Ankle sprains are the most common sports injury and occur thousands of time each week. Of course, they can also happen in daily life and high heels are responsible for many a sprained ankle! Intensely painful, they seriously disrupt daily living as well as get in the way of your continued enjoyment of sport.
Given that ankle sprains are the most common sports injury, it is surprising how little they are understood and how often the term is misused. A sprain is the term used to describe a painful lesion on one or more ligaments, without the joint being dislocated.
What are the ligaments? The ligaments link one bone to another to form a joint. They are made up of several bundles and they are especially vulnerable to sports injuries because they are not very easily extended. When there is a shock or an unnatural movement, the ligament can find itself stretched beyond the extent which it can comfortably accommodate.
In a mild sprain, this can be just a simple elongation of the ligament as it is stretched. In a severe sprain, the ligament may rupture completely.

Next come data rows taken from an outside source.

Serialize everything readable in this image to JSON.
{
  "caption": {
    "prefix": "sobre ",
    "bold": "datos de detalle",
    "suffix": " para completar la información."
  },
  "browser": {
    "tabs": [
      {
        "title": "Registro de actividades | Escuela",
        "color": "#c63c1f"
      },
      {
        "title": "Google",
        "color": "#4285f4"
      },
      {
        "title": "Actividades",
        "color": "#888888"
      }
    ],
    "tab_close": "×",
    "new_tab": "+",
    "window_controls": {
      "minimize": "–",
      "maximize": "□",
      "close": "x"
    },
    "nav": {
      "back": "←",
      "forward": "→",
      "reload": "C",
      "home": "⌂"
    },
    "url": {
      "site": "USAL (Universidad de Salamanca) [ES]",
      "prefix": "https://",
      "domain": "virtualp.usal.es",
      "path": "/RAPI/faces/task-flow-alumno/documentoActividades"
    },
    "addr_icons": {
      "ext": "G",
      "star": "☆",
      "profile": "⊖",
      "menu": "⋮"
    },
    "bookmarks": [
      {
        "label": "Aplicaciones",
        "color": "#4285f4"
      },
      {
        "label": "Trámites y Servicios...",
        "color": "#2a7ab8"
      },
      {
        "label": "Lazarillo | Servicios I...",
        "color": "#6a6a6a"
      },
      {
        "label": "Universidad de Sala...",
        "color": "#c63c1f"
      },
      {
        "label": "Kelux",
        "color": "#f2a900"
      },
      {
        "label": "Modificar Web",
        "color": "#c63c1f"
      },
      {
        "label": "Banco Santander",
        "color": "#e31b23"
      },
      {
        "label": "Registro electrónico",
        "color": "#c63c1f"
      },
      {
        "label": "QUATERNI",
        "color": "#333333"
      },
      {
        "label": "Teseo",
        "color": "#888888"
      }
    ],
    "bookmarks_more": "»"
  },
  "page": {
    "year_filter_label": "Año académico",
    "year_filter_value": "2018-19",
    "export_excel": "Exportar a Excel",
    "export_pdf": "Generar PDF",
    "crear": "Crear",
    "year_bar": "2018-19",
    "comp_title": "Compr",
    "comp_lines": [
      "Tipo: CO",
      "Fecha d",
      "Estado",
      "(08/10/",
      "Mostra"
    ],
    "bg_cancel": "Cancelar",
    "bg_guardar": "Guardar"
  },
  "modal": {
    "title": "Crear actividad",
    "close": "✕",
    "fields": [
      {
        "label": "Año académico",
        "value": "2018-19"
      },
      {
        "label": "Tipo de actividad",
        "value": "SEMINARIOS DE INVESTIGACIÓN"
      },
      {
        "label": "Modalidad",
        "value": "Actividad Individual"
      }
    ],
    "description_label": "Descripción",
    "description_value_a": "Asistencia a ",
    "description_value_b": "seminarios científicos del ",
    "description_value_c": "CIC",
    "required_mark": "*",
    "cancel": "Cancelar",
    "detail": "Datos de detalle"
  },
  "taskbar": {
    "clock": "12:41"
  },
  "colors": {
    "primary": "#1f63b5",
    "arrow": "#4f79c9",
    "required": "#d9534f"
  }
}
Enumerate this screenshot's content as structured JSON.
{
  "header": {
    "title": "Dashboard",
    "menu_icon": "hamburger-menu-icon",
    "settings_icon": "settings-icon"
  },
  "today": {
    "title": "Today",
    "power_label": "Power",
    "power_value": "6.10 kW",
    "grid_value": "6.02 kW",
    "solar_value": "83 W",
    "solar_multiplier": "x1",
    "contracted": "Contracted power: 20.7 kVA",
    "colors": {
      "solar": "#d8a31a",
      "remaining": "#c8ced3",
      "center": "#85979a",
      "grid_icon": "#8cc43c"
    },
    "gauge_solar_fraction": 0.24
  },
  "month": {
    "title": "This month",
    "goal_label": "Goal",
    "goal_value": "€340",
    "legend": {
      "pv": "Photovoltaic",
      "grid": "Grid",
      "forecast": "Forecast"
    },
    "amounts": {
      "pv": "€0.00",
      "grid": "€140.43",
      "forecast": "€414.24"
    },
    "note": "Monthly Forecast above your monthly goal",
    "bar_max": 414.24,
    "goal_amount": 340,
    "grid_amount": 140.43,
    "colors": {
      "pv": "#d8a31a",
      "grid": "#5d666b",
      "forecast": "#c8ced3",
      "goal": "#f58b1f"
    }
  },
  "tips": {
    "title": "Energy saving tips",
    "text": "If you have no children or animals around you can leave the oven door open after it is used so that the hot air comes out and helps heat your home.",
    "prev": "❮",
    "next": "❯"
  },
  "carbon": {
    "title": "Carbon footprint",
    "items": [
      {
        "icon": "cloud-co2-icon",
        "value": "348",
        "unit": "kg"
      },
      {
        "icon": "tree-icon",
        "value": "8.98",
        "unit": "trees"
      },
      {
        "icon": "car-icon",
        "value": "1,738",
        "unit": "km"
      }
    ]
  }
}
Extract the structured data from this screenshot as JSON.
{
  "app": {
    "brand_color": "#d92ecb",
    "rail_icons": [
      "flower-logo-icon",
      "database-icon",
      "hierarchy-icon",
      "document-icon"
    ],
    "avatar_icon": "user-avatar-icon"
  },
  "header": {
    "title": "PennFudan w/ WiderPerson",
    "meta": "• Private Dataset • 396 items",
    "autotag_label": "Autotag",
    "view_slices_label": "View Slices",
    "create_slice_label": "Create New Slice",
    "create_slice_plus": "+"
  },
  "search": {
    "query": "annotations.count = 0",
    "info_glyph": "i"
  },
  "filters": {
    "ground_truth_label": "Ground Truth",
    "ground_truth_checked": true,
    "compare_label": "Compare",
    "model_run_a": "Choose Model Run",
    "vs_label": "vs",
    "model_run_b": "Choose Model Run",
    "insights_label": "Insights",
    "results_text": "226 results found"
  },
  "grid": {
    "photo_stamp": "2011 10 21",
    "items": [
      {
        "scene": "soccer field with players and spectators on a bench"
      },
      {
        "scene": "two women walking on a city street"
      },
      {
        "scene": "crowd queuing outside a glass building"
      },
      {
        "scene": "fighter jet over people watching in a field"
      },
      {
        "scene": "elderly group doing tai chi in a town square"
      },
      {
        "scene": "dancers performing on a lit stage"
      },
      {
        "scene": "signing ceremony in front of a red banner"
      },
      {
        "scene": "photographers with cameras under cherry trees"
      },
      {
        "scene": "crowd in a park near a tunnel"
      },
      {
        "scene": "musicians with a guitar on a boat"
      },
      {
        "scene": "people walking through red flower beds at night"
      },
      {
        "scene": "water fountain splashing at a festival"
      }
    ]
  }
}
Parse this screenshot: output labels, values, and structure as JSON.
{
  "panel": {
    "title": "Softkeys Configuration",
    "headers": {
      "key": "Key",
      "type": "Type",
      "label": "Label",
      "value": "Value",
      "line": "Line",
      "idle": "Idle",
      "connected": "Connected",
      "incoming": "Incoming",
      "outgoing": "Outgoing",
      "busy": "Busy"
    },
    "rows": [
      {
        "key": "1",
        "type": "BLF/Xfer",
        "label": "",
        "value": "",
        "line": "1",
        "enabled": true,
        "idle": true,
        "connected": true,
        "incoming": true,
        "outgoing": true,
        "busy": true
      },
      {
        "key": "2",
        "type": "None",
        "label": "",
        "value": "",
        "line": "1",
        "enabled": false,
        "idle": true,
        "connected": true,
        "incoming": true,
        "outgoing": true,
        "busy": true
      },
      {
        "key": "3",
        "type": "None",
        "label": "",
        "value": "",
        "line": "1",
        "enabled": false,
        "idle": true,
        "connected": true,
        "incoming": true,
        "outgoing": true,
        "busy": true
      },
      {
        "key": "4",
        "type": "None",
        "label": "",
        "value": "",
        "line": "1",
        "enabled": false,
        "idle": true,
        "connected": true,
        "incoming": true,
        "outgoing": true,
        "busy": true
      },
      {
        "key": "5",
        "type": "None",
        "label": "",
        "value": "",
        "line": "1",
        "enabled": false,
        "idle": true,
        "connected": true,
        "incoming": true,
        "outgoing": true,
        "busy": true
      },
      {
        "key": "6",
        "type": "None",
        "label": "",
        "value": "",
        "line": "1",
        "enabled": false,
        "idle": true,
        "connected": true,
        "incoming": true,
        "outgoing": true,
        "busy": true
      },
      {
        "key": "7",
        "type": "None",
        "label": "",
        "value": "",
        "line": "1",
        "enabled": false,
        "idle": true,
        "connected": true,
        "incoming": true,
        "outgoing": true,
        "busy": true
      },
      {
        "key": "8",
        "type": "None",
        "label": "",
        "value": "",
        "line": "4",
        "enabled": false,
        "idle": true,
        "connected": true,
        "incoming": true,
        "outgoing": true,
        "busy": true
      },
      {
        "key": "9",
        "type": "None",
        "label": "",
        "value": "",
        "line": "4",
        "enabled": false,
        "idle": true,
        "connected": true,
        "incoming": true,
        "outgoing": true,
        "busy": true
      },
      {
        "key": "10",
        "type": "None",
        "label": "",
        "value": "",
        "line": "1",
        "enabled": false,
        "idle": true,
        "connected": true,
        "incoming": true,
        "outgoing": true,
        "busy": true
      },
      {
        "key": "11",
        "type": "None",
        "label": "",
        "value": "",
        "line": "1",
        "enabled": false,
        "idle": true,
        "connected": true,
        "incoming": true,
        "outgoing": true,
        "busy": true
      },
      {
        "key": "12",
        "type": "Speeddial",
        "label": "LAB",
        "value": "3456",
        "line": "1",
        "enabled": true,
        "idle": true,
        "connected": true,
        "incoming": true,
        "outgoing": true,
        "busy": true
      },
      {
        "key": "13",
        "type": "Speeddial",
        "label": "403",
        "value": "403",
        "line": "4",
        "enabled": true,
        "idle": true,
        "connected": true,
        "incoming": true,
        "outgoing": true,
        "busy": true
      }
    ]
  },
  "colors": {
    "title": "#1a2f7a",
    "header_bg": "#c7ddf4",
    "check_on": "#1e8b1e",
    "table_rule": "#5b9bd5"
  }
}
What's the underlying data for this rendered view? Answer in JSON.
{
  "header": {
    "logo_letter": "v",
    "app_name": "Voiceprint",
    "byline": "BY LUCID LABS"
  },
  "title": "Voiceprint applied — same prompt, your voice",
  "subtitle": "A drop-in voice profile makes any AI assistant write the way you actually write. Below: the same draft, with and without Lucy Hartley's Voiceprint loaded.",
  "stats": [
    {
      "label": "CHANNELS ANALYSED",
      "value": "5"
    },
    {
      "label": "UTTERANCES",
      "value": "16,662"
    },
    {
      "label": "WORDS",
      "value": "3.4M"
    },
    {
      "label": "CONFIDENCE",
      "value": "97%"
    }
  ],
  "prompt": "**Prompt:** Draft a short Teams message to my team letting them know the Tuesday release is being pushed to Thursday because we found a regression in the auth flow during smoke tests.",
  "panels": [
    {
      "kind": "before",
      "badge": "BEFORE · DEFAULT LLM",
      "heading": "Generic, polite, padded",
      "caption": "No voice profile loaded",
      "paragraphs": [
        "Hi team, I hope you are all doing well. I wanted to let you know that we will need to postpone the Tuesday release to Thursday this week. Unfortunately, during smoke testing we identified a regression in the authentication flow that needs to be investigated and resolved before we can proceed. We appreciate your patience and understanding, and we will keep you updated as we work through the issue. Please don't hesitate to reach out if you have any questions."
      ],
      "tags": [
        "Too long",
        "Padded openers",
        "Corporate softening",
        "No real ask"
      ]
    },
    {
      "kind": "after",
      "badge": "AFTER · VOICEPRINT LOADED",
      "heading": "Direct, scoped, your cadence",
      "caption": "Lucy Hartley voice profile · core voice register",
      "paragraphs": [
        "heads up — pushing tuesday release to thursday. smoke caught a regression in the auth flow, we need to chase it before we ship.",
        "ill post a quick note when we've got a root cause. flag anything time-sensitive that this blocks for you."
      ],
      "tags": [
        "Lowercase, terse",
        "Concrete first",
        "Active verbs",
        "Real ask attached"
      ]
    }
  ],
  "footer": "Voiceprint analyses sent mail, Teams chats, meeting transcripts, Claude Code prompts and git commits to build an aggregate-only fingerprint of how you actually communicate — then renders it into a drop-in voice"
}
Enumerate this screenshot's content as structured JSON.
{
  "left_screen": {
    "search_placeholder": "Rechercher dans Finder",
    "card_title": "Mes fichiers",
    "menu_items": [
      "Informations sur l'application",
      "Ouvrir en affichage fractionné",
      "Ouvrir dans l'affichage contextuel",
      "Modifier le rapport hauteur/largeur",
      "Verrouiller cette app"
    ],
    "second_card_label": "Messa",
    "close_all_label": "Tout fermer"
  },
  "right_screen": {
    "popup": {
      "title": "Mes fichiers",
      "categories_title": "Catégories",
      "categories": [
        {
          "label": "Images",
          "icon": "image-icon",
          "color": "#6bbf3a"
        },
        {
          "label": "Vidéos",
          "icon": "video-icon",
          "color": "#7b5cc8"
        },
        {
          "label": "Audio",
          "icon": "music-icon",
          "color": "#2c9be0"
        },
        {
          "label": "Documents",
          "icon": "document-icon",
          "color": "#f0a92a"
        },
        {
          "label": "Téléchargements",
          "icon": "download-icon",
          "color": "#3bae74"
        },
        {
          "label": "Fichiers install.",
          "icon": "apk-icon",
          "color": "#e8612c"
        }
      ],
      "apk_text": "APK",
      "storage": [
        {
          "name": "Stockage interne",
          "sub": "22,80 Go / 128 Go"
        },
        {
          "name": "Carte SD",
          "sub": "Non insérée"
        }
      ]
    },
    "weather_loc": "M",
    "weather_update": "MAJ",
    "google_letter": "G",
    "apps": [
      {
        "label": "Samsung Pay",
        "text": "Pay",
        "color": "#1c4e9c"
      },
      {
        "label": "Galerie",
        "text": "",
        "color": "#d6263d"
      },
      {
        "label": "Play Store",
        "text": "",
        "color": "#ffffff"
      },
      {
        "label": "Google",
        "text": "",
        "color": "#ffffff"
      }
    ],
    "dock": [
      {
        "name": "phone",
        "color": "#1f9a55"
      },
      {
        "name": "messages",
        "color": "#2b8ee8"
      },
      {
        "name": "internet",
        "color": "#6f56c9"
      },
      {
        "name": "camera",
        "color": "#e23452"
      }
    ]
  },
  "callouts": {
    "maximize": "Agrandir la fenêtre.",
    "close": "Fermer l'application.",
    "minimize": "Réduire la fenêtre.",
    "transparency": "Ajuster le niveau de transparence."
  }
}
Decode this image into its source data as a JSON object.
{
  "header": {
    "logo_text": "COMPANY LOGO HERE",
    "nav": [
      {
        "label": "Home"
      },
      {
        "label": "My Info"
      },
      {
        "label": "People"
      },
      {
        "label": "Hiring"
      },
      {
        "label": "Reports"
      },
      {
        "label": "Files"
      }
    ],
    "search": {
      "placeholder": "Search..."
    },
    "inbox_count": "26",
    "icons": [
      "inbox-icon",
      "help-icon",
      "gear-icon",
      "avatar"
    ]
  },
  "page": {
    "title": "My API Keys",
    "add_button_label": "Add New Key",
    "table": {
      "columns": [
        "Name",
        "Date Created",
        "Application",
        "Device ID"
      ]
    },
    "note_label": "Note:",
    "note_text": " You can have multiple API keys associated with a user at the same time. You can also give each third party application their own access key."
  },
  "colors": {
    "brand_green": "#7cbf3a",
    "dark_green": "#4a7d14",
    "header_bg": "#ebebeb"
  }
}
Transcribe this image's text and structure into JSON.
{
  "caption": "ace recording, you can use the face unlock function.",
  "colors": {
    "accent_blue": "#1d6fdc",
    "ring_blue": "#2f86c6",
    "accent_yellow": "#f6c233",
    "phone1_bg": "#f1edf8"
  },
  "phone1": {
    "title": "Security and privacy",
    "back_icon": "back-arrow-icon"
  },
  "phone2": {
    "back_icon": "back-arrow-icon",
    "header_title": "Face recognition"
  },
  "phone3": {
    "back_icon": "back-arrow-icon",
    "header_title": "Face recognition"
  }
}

Typical symptoms include pain and swelling. It’s time to get out the first aid kit! In the ankle, a sprain most commonly affects the external lateral ligament. This is the anterior talofibular ligament – which has the dubious claim to fame of being the most frequently sprained ligament in the human body.
This happens because of the foot twisting inwards. This is of course a very common sports injury as this can easily occur when running or jumping, especially if you land badly or have an accidental collision. When the full body weight bears down on the twisted ankle, the ligaments are stretched beyond their natural capacity, resulting in a sprain.
The best advice for how to deal with an ankle sprain can be remembered through the acronym PRICE. This is an easy way of remembering the regime ‘Protect, Rest, Ice, Compress, Elevate’. Ankle supports and ankle braces offer a range of benefits. They can alleviate pain and also help the ligaments to heal as they aid compression and bring welcome rest to the affected ligaments. Ankle supports also help protect your ankle.
These days, ankle supports and ankle braces are usually made from elasticated material or neoprene. This aids with the degree of compression and helps support the joint, increasing stability. For the most serious ankle sprains, rigid ankle splints are used.
When returning to sporting activity after a trauma it is always a good idea to wear an ankle support to help injury prevention in future. This is because unfortunately after you have suffered one ankle injury, you are more likely to suffer another in future as the ligaments are likely to have been weakened.
This is why so many professional sportsmen have recurrent sporting injuries affecting their knee or ankle. So it is really important to wise up about injury prevention as well as how to use rehabilitation products effectively to recover from a sports injury.